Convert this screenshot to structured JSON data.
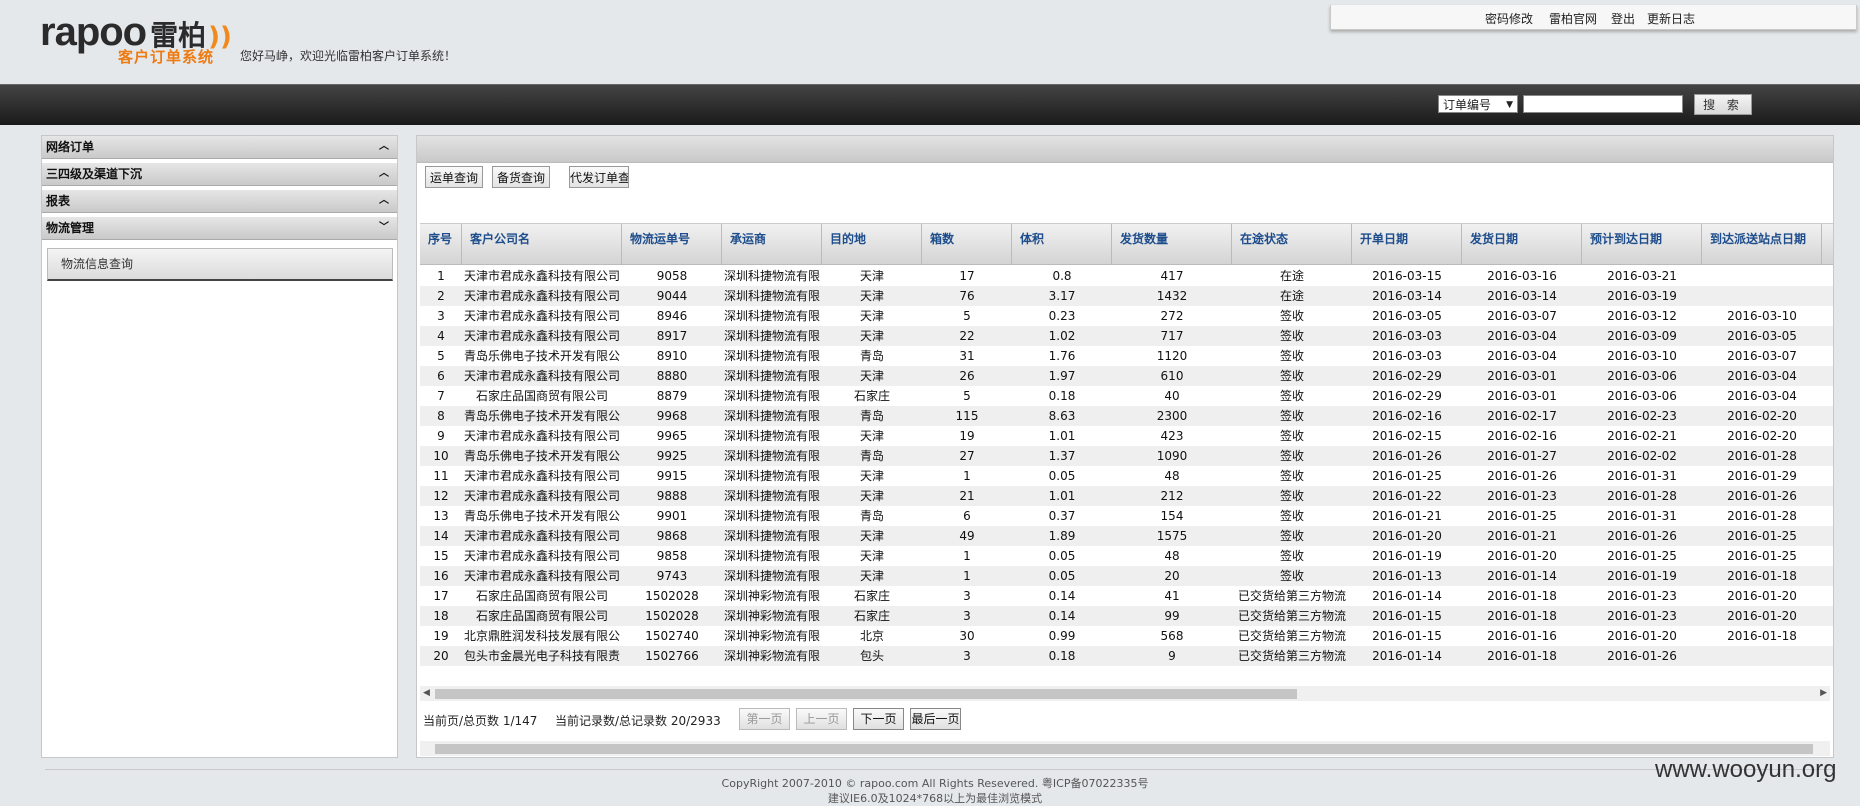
{
  "header": {
    "logo_text": "rapoo",
    "logo_cn": "雷柏",
    "logo_waves": "))",
    "system_name": "客户订单系统",
    "welcome": "您好马峥，欢迎光临雷柏客户订单系统！",
    "links": [
      "密码修改",
      "雷柏官网",
      "登出",
      "更新日志"
    ]
  },
  "search": {
    "selected_option": "订单编号",
    "input_value": "",
    "button_label": "搜 索"
  },
  "sidebar": {
    "sections": [
      {
        "label": "网络订单",
        "chevron": "up"
      },
      {
        "label": "三四级及渠道下沉",
        "chevron": "up"
      },
      {
        "label": "报表",
        "chevron": "up"
      },
      {
        "label": "物流管理",
        "chevron": "down"
      }
    ],
    "active_item": "物流信息查询"
  },
  "toolbar": {
    "buttons": [
      "运单查询",
      "备货查询",
      "代发订单查"
    ]
  },
  "table": {
    "headers": [
      "序号",
      "客户公司名",
      "物流运单号",
      "承运商",
      "目的地",
      "箱数",
      "体积",
      "发货数量",
      "在途状态",
      "开单日期",
      "发货日期",
      "预计到达日期",
      "到达派送站点日期"
    ],
    "rows": [
      [
        "1",
        "天津市君成永鑫科技有限公司",
        "9058",
        "深圳科捷物流有限",
        "天津",
        "17",
        "0.8",
        "417",
        "在途",
        "2016-03-15",
        "2016-03-16",
        "2016-03-21",
        ""
      ],
      [
        "2",
        "天津市君成永鑫科技有限公司",
        "9044",
        "深圳科捷物流有限",
        "天津",
        "76",
        "3.17",
        "1432",
        "在途",
        "2016-03-14",
        "2016-03-14",
        "2016-03-19",
        ""
      ],
      [
        "3",
        "天津市君成永鑫科技有限公司",
        "8946",
        "深圳科捷物流有限",
        "天津",
        "5",
        "0.23",
        "272",
        "签收",
        "2016-03-05",
        "2016-03-07",
        "2016-03-12",
        "2016-03-10"
      ],
      [
        "4",
        "天津市君成永鑫科技有限公司",
        "8917",
        "深圳科捷物流有限",
        "天津",
        "22",
        "1.02",
        "717",
        "签收",
        "2016-03-03",
        "2016-03-04",
        "2016-03-09",
        "2016-03-05"
      ],
      [
        "5",
        "青岛乐佛电子技术开发有限公",
        "8910",
        "深圳科捷物流有限",
        "青岛",
        "31",
        "1.76",
        "1120",
        "签收",
        "2016-03-03",
        "2016-03-04",
        "2016-03-10",
        "2016-03-07"
      ],
      [
        "6",
        "天津市君成永鑫科技有限公司",
        "8880",
        "深圳科捷物流有限",
        "天津",
        "26",
        "1.97",
        "610",
        "签收",
        "2016-02-29",
        "2016-03-01",
        "2016-03-06",
        "2016-03-04"
      ],
      [
        "7",
        "石家庄品国商贸有限公司",
        "8879",
        "深圳科捷物流有限",
        "石家庄",
        "5",
        "0.18",
        "40",
        "签收",
        "2016-02-29",
        "2016-03-01",
        "2016-03-06",
        "2016-03-04"
      ],
      [
        "8",
        "青岛乐佛电子技术开发有限公",
        "9968",
        "深圳科捷物流有限",
        "青岛",
        "115",
        "8.63",
        "2300",
        "签收",
        "2016-02-16",
        "2016-02-17",
        "2016-02-23",
        "2016-02-20"
      ],
      [
        "9",
        "天津市君成永鑫科技有限公司",
        "9965",
        "深圳科捷物流有限",
        "天津",
        "19",
        "1.01",
        "423",
        "签收",
        "2016-02-15",
        "2016-02-16",
        "2016-02-21",
        "2016-02-20"
      ],
      [
        "10",
        "青岛乐佛电子技术开发有限公",
        "9925",
        "深圳科捷物流有限",
        "青岛",
        "27",
        "1.37",
        "1090",
        "签收",
        "2016-01-26",
        "2016-01-27",
        "2016-02-02",
        "2016-01-28"
      ],
      [
        "11",
        "天津市君成永鑫科技有限公司",
        "9915",
        "深圳科捷物流有限",
        "天津",
        "1",
        "0.05",
        "48",
        "签收",
        "2016-01-25",
        "2016-01-26",
        "2016-01-31",
        "2016-01-29"
      ],
      [
        "12",
        "天津市君成永鑫科技有限公司",
        "9888",
        "深圳科捷物流有限",
        "天津",
        "21",
        "1.01",
        "212",
        "签收",
        "2016-01-22",
        "2016-01-23",
        "2016-01-28",
        "2016-01-26"
      ],
      [
        "13",
        "青岛乐佛电子技术开发有限公",
        "9901",
        "深圳科捷物流有限",
        "青岛",
        "6",
        "0.37",
        "154",
        "签收",
        "2016-01-21",
        "2016-01-25",
        "2016-01-31",
        "2016-01-28"
      ],
      [
        "14",
        "天津市君成永鑫科技有限公司",
        "9868",
        "深圳科捷物流有限",
        "天津",
        "49",
        "1.89",
        "1575",
        "签收",
        "2016-01-20",
        "2016-01-21",
        "2016-01-26",
        "2016-01-25"
      ],
      [
        "15",
        "天津市君成永鑫科技有限公司",
        "9858",
        "深圳科捷物流有限",
        "天津",
        "1",
        "0.05",
        "48",
        "签收",
        "2016-01-19",
        "2016-01-20",
        "2016-01-25",
        "2016-01-25"
      ],
      [
        "16",
        "天津市君成永鑫科技有限公司",
        "9743",
        "深圳科捷物流有限",
        "天津",
        "1",
        "0.05",
        "20",
        "签收",
        "2016-01-13",
        "2016-01-14",
        "2016-01-19",
        "2016-01-18"
      ],
      [
        "17",
        "石家庄品国商贸有限公司",
        "1502028",
        "深圳神彩物流有限",
        "石家庄",
        "3",
        "0.14",
        "41",
        "已交货给第三方物流",
        "2016-01-14",
        "2016-01-18",
        "2016-01-23",
        "2016-01-20"
      ],
      [
        "18",
        "石家庄品国商贸有限公司",
        "1502028",
        "深圳神彩物流有限",
        "石家庄",
        "3",
        "0.14",
        "99",
        "已交货给第三方物流",
        "2016-01-15",
        "2016-01-18",
        "2016-01-23",
        "2016-01-20"
      ],
      [
        "19",
        "北京鼎胜润发科技发展有限公",
        "1502740",
        "深圳神彩物流有限",
        "北京",
        "30",
        "0.99",
        "568",
        "已交货给第三方物流",
        "2016-01-15",
        "2016-01-16",
        "2016-01-20",
        "2016-01-18"
      ],
      [
        "20",
        "包头市金晨光电子科技有限责",
        "1502766",
        "深圳神彩物流有限",
        "包头",
        "3",
        "0.18",
        "9",
        "已交货给第三方物流",
        "2016-01-14",
        "2016-01-18",
        "2016-01-26",
        ""
      ]
    ]
  },
  "pager": {
    "page_info": "当前页/总页数 1/147",
    "record_info": "当前记录数/总记录数 20/2933",
    "first": "第一页",
    "prev": "上一页",
    "next": "下一页",
    "last": "最后一页"
  },
  "footer": {
    "copyright": "CopyRight 2007-2010 © rapoo.com All Rights Resevered. 粤ICP备07022335号",
    "browser_tip": "建议IE6.0及1024*768以上为最佳浏览模式"
  },
  "watermark": "www.wooyun.org",
  "colors": {
    "brand_orange": "#ee7a10",
    "header_link_blue": "#1e4d8c",
    "page_bg": "#e4e8eb",
    "topbar_dark": "#1a1a1a"
  },
  "icons": {
    "select_arrow": "caret-down-icon",
    "section_collapse": "chevron-up-icon",
    "section_expand": "chevron-down-icon",
    "scroll_left": "scroll-left-arrow-icon",
    "scroll_right": "scroll-right-arrow-icon"
  }
}
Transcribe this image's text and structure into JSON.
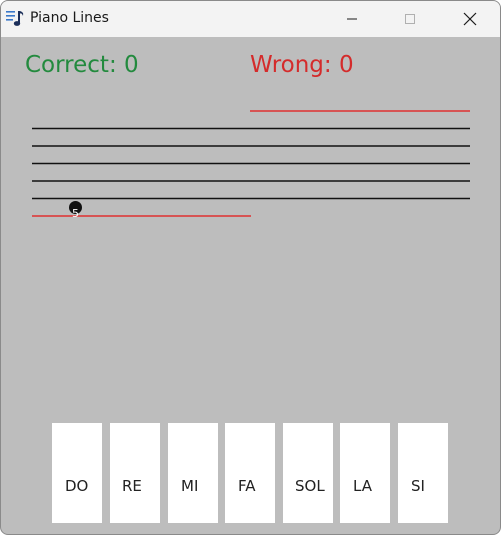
{
  "window": {
    "title": "Piano Lines",
    "app_icon": "music-note-icon",
    "controls": [
      "minimize-icon",
      "maximize-icon",
      "close-icon"
    ]
  },
  "score": {
    "correct": "Correct: 0",
    "wrong": "Wrong: 0"
  },
  "note": {
    "label": "5"
  },
  "keys": [
    {
      "label": "DO"
    },
    {
      "label": "RE"
    },
    {
      "label": "MI"
    },
    {
      "label": "FA"
    },
    {
      "label": "SOL"
    },
    {
      "label": "LA"
    },
    {
      "label": "SI"
    }
  ],
  "colors": {
    "background": "#bdbdbd",
    "correct": "#238a3e",
    "wrong": "#d42b2b",
    "ledger_line": "#e03030",
    "staff_line": "#111111",
    "key": "#ffffff"
  }
}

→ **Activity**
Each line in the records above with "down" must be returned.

→ **Task solution**
        "chevron": "down"
    "select_arrow": "caret-down-icon",
    "section_expand": "chevron-down-icon",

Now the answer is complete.